- Factors Related to Poor Adherence and Persistence
- Who is Adherent?
- Consequences of Poor Adherence and Persistence
- Adherence and Persistence With Antihypertensive Regimens
- Combination Regimens
- Strategies to Improve Adherence and Persistence
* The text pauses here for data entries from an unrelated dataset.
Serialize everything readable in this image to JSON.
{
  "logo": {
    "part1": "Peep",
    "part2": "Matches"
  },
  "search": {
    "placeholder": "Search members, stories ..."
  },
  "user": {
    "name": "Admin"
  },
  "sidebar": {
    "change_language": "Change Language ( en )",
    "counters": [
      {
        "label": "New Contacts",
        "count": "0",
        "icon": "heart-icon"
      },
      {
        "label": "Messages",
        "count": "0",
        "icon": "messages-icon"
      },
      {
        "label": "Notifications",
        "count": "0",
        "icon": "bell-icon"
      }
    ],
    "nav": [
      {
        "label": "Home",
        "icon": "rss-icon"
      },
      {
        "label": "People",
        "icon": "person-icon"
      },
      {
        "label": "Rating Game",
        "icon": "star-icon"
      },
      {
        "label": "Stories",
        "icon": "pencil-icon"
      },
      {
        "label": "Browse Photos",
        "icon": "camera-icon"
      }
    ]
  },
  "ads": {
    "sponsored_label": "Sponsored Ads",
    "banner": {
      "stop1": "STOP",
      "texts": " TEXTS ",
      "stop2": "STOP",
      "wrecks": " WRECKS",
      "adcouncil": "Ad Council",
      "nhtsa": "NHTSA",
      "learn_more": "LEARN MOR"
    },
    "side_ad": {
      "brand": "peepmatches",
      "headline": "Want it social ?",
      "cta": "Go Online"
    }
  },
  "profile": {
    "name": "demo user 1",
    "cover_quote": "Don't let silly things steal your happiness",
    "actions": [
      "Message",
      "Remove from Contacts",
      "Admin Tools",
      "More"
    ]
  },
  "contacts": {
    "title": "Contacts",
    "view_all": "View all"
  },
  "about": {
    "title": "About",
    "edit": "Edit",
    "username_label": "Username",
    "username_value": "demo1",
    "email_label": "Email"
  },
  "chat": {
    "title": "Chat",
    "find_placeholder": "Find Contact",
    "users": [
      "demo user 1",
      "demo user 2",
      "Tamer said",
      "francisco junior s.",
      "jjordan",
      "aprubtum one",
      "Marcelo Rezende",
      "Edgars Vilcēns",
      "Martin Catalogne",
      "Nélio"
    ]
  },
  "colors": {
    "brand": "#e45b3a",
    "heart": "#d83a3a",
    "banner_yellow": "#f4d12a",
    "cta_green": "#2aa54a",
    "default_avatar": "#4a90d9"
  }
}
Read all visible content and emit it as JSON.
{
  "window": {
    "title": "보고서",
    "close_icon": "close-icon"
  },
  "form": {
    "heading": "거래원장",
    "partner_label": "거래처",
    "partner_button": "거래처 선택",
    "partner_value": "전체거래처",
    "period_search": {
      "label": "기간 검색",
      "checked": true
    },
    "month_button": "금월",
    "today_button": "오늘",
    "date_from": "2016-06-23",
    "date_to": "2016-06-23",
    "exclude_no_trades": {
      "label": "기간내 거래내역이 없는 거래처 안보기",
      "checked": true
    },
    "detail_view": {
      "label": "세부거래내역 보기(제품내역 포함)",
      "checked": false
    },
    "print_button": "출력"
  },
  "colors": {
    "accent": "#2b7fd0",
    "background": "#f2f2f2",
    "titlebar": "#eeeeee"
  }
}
Although effective control of blood pressure (BP) reduces the risk of cardiovascular events in patients with hypertension, BP control rates among treated patients in actual clinical practice are less than optimal. Although the costs of medicines and medical care (which are difficult to estimate both in clinical trials and general clinical practice) are important, medication-taking behavior—adherence and persistence with antihypertensive regimens—influences BP control rates. Many factors affect adherence and persistence with medications, including efficacy and tolerability of drugs prescribed, such that rates vary greatly among antihypertensive classes. In general, medications with fewer adverse effects (in registration trials or large outcomes studies) are associated with increased adherence and lower discontinuation rates. More widespread use of such agents, particularly those available in generic formulations or in low-cost formularies, may lead to better long-term BP control and fewer cardiovascular events.